A customer noticed our Horn Book Magazine display at the cash register just now, and called out to her adult daughter, “I had my poem published in Horn Book when I was ten!” I asked her what year that was….she hesitated before responding, “It must have been 1961.” I asked if she remembered the poem and she promptly recited:
When I grow up I hope to see
A world of love and peace and glee,
A world where children far and near
Will never have a single fear.
She said that in 1961 there were frequent civil defense duck-and-cover exercises in the classroom, and this was the inspiration for her poem.
I asked if having her poem published in Horn Book had been important to her. She said, “Of course! I became famous in school.” She went on to become an elementary school teacher, and is now retired.
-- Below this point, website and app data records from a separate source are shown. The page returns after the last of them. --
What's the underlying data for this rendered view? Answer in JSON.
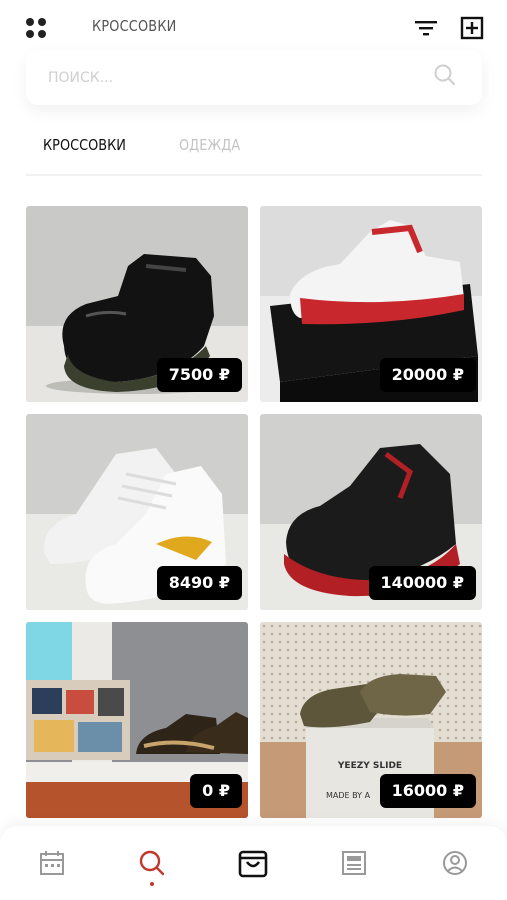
{
  "header": {
    "title": "КРОССОВКИ",
    "menu_icon": "grid-dots-icon",
    "filter_icon": "filter-icon",
    "add_icon": "add-square-icon"
  },
  "search": {
    "placeholder": "ПОИСК...",
    "icon": "search-icon"
  },
  "tabs": [
    {
      "label": "КРОССОВКИ",
      "active": true
    },
    {
      "label": "ОДЕЖДА",
      "active": false
    }
  ],
  "products": [
    {
      "price": "7500 ₽",
      "image": "black patent high-top sneaker"
    },
    {
      "price": "20000 ₽",
      "image": "white and red sneaker on black box"
    },
    {
      "price": "8490 ₽",
      "image": "white high-top sneaker with yellow swoosh"
    },
    {
      "price": "140000 ₽",
      "image": "black and red sneaker"
    },
    {
      "price": "0 ₽",
      "image": "sneakers next to shoe box on shelf"
    },
    {
      "price": "16000 ₽",
      "image": "olive slide on box labeled YEEZY SLIDE"
    }
  ],
  "photo_text": {
    "box_label_1": "YEEZY SLIDE",
    "box_label_2": "MADE BY A"
  },
  "bottom_nav": [
    {
      "icon": "calendar-icon",
      "active": false
    },
    {
      "icon": "search-icon",
      "active": true
    },
    {
      "icon": "shopping-bag-icon",
      "active": false
    },
    {
      "icon": "news-icon",
      "active": false
    },
    {
      "icon": "profile-icon",
      "active": false
    }
  ],
  "colors": {
    "accent": "#c0392b",
    "price_badge": "#000000",
    "inactive_tab": "#c4c4c4"
  }
}
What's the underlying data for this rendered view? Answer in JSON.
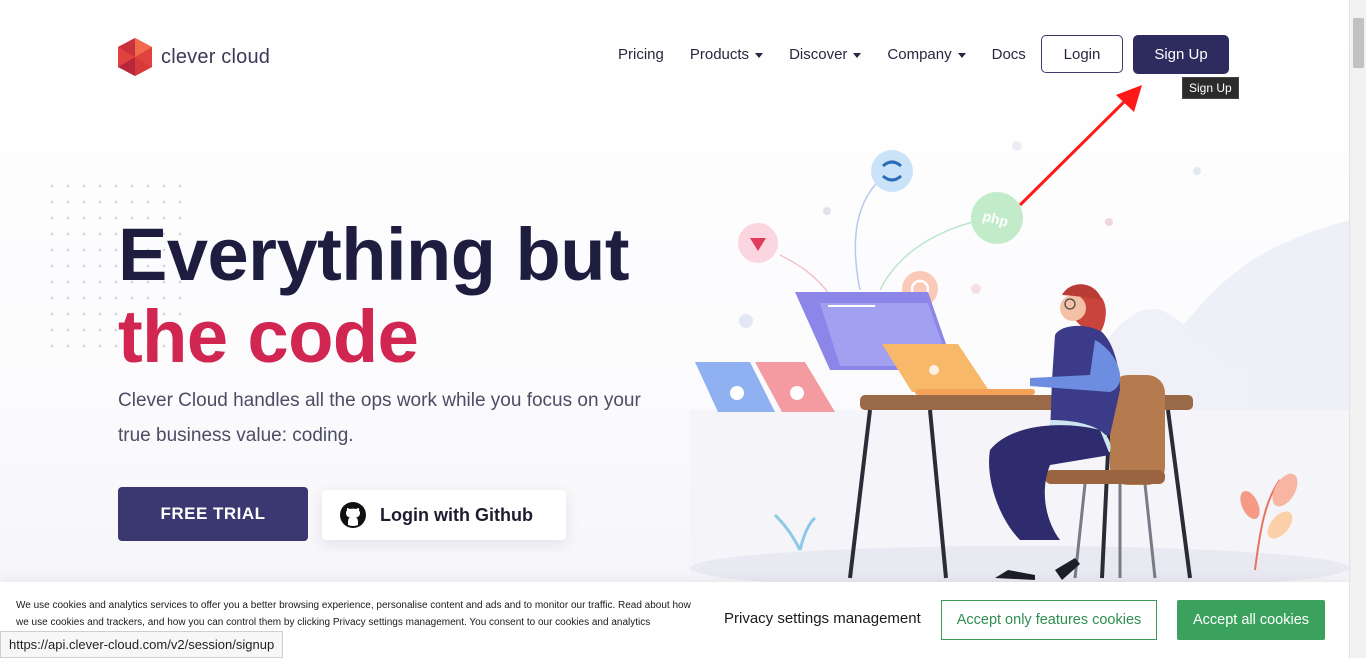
{
  "brand": {
    "name": "clever cloud"
  },
  "nav": {
    "items": [
      {
        "label": "Pricing",
        "dropdown": false
      },
      {
        "label": "Products",
        "dropdown": true
      },
      {
        "label": "Discover",
        "dropdown": true
      },
      {
        "label": "Company",
        "dropdown": true
      },
      {
        "label": "Docs",
        "dropdown": false
      }
    ],
    "login_label": "Login",
    "signup_label": "Sign Up",
    "signup_tooltip": "Sign Up"
  },
  "hero": {
    "title_line1": "Everything but",
    "title_line2": "the code",
    "subtitle": "Clever Cloud handles all the ops work while you focus on your true business value: coding.",
    "trial_label": "FREE TRIAL",
    "github_label": "Login with Github"
  },
  "illustration": {
    "php_badge": "php"
  },
  "cookie_banner": {
    "text": "We use cookies and analytics services to offer you a better browsing experience, personalise content and ads and to monitor our traffic. Read about how we use cookies and trackers, and how you can control them by clicking Privacy settings management. You consent to our cookies and analytics",
    "privacy_label": "Privacy settings management",
    "features_label": "Accept only features cookies",
    "accept_all_label": "Accept all cookies"
  },
  "status_bar": {
    "url": "https://api.clever-cloud.com/v2/session/signup"
  },
  "colors": {
    "brand_dark": "#2e2c5f",
    "accent_red": "#d12651",
    "cookie_green": "#3aa25c",
    "annotation_arrow": "#ff1a1a"
  }
}
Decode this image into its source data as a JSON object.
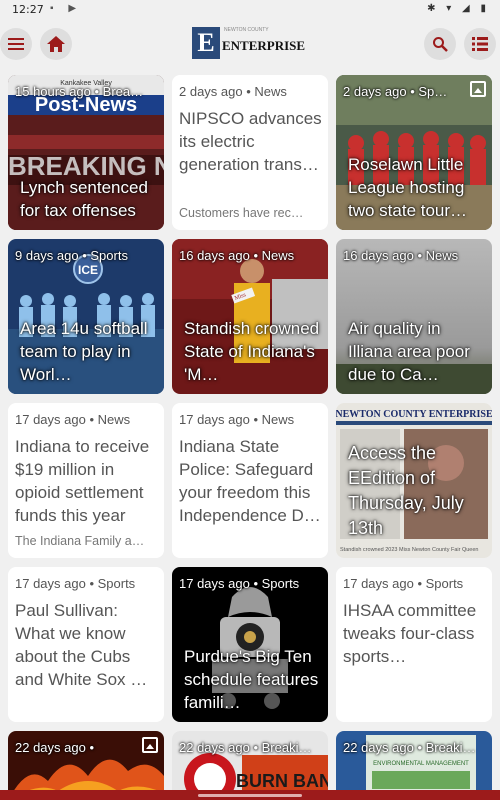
{
  "status": {
    "time": "12:27",
    "left_icons": "▪ ▶",
    "right_icons": "✱ ▾ ◢ ▮"
  },
  "header": {
    "logo_letter": "E",
    "logo_text": "ENTERPRISE",
    "logo_small": "NEWTON COUNTY"
  },
  "cards": [
    {
      "meta": "15 hours ago • Brea…",
      "title": "Lynch sentenced for tax offenses",
      "excerpt": "",
      "image": true,
      "gallery": false
    },
    {
      "meta": "2 days ago • News",
      "title": "NIPSCO advances its electric generation trans…",
      "excerpt": "Customers have rec…",
      "image": false,
      "gallery": false
    },
    {
      "meta": "2 days ago • Sp…",
      "title": "Roselawn Little League hosting two state tour…",
      "excerpt": "",
      "image": true,
      "gallery": true
    },
    {
      "meta": "9 days ago • Sports",
      "title": "Area 14u softball team to play in Worl…",
      "excerpt": "",
      "image": true,
      "gallery": false
    },
    {
      "meta": "16 days ago • News",
      "title": "Standish crowned State of Indiana's 'M…",
      "excerpt": "",
      "image": true,
      "gallery": false
    },
    {
      "meta": "16 days ago • News",
      "title": "Air quality in Illiana area poor due to Ca…",
      "excerpt": "",
      "image": true,
      "gallery": false
    },
    {
      "meta": "17 days ago • News",
      "title": "Indiana to receive $19 million in opioid settlement funds this year",
      "excerpt": "The Indiana Family a…",
      "image": false,
      "gallery": false
    },
    {
      "meta": "17 days ago • News",
      "title": "Indiana State Police: Safeguard your freedom this Independence D…",
      "excerpt": "",
      "image": false,
      "gallery": false
    },
    {
      "meta": "",
      "title": "Access the EEdition of Thursday, July 13th",
      "excerpt": "",
      "image": true,
      "gallery": false
    },
    {
      "meta": "17 days ago • Sports",
      "title": "Paul Sullivan: What we know about the Cubs and White Sox …",
      "excerpt": "",
      "image": false,
      "gallery": false
    },
    {
      "meta": "17 days ago • Sports",
      "title": "Purdue's Big Ten schedule features famili…",
      "excerpt": "",
      "image": true,
      "gallery": false
    },
    {
      "meta": "17 days ago • Sports",
      "title": "IHSAA committee tweaks four-class sports…",
      "excerpt": "",
      "image": false,
      "gallery": false
    },
    {
      "meta": "22 days ago •",
      "title": "",
      "excerpt": "",
      "image": true,
      "gallery": true
    },
    {
      "meta": "22 days ago • Breaki…",
      "title": "",
      "excerpt": "",
      "image": true,
      "gallery": false
    },
    {
      "meta": "22 days ago • Breaki…",
      "title": "",
      "excerpt": "",
      "image": true,
      "gallery": false
    }
  ],
  "image_labels": {
    "c0_banner": "Kankakee Valley",
    "c0_brand": "Post-News",
    "c0_break": "BREAKING NEWS",
    "c3_team": "ICE",
    "c4_sash": "Miss",
    "c8_masthead": "NEWTON COUNTY ENTERPRISE",
    "c8_caption": "Standish crowned 2023 Miss Newton County Fair Queen",
    "c13_sign": "BURN BAN",
    "c14_banner": "ENVIRONMENTAL MANAGEMENT"
  },
  "colors": {
    "accent": "#9c1b1b",
    "logo": "#2a4a7a"
  }
}
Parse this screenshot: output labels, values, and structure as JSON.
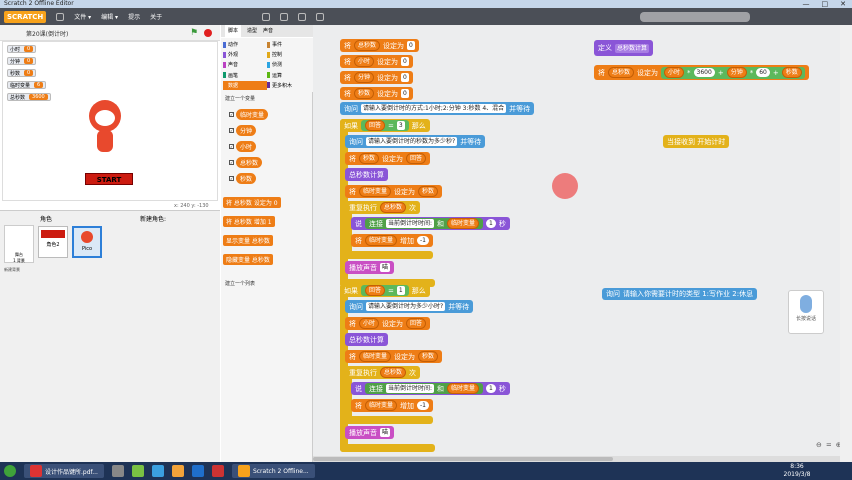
{
  "window": {
    "title": "Scratch 2 Offline Editor",
    "controls": [
      "—",
      "□",
      "✕"
    ]
  },
  "menu": {
    "logo": "SCRATCH",
    "items": [
      "文件 ▾",
      "编辑 ▾",
      "提示",
      "关于"
    ]
  },
  "stage": {
    "title": "第20课(倒计时)",
    "start_label": "START",
    "coords": "x: 240  y: -130",
    "monitors": [
      {
        "label": "小时",
        "value": "0"
      },
      {
        "label": "分钟",
        "value": "0"
      },
      {
        "label": "秒数",
        "value": "0"
      },
      {
        "label": "临时变量",
        "value": "6"
      },
      {
        "label": "总秒数",
        "value": "3600"
      }
    ]
  },
  "sprites": {
    "label": "角色",
    "new_label": "新建角色:",
    "stage_name": "舞台",
    "stage_sub": "1 背景",
    "new_bg": "新建背景",
    "items": [
      {
        "name": "角色2"
      },
      {
        "name": "Pico"
      }
    ]
  },
  "palette": {
    "tabs": [
      "脚本",
      "造型",
      "声音"
    ],
    "categories": [
      {
        "name": "动作",
        "color": "#4a6cd4"
      },
      {
        "name": "事件",
        "color": "#c88330"
      },
      {
        "name": "外观",
        "color": "#8a55d7"
      },
      {
        "name": "控制",
        "color": "#e1a91a"
      },
      {
        "name": "声音",
        "color": "#bb42c3"
      },
      {
        "name": "侦测",
        "color": "#2ca5e2"
      },
      {
        "name": "画笔",
        "color": "#0e9a6c"
      },
      {
        "name": "运算",
        "color": "#5cb712"
      },
      {
        "name": "数据",
        "color": "#ee7d16"
      },
      {
        "name": "更多积木",
        "color": "#632d99"
      }
    ],
    "make_var": "建立一个变量",
    "make_list": "建立一个列表",
    "vars": [
      "临时变量",
      "分钟",
      "小时",
      "总秒数",
      "秒数"
    ],
    "blocks": [
      "将 总秒数 设定为 0",
      "将 总秒数 增加 1",
      "显示变量 总秒数",
      "隐藏变量 总秒数"
    ]
  },
  "script": {
    "sets": [
      {
        "v": "总秒数",
        "n": "0"
      },
      {
        "v": "小时",
        "n": "0"
      },
      {
        "v": "分钟",
        "n": "0"
      },
      {
        "v": "秒数",
        "n": "0"
      }
    ],
    "ask_main": "请输入要倒计时的方式:1小时;2:分钟 3:秒数 4、混合",
    "if1": {
      "cond": "3",
      "ask": "请输入要倒计时的秒数为多少秒?",
      "set_from": "回答",
      "set_var": "秒数",
      "call": "总秒数计算",
      "tmp": "临时变量",
      "tmpval": "秒数",
      "repeat": "总秒数",
      "say_a": "当前倒计时时间:",
      "say_b": "临时变量",
      "secs": "1",
      "chg": "-1",
      "sound": "喵"
    },
    "if2": {
      "cond": "1",
      "ask": "请输入要倒计时为多少小时?",
      "set_var": "小时",
      "set_from": "回答",
      "call": "总秒数计算",
      "tmpval": "秒数",
      "repeat": "总秒数",
      "say_a": "当前倒计时时间:",
      "say_b": "临时变量",
      "secs": "1",
      "chg": "-1",
      "sound": "喵"
    },
    "words": {
      "set": "将",
      "to": "设定为",
      "ask": "询问",
      "wait": "并等待",
      "if": "如果",
      "then": "那么",
      "answer": "回答",
      "repeat": "重复执行",
      "times": "次",
      "say": "说",
      "join": "连接",
      "and": "和",
      "sec": "秒",
      "change": "增加",
      "play": "播放声音"
    },
    "define": {
      "label": "定义",
      "name": "总秒数计算",
      "expr": [
        "小时",
        "3600",
        "分钟",
        "60",
        "秒数"
      ]
    },
    "broadcast": "当接收到 开始计时",
    "ask_type": "请输入你需要计时的类型 1:写作业 2:休息"
  },
  "voice": {
    "label": "长按说话"
  },
  "taskbar": {
    "task1": "设计作品键所.pdf...",
    "task2": "Scratch 2 Offline...",
    "time": "8:36",
    "date": "2019/3/8"
  }
}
Although Horn Book no longer publishes children’s poetry, this long-concluded publishing program resonates down the years through its influence on the children who participated. That’s the stunning thing about working with young people, isn’t it? The work continues to have impact long after you yourself have moved on.
Good work, Horn Book!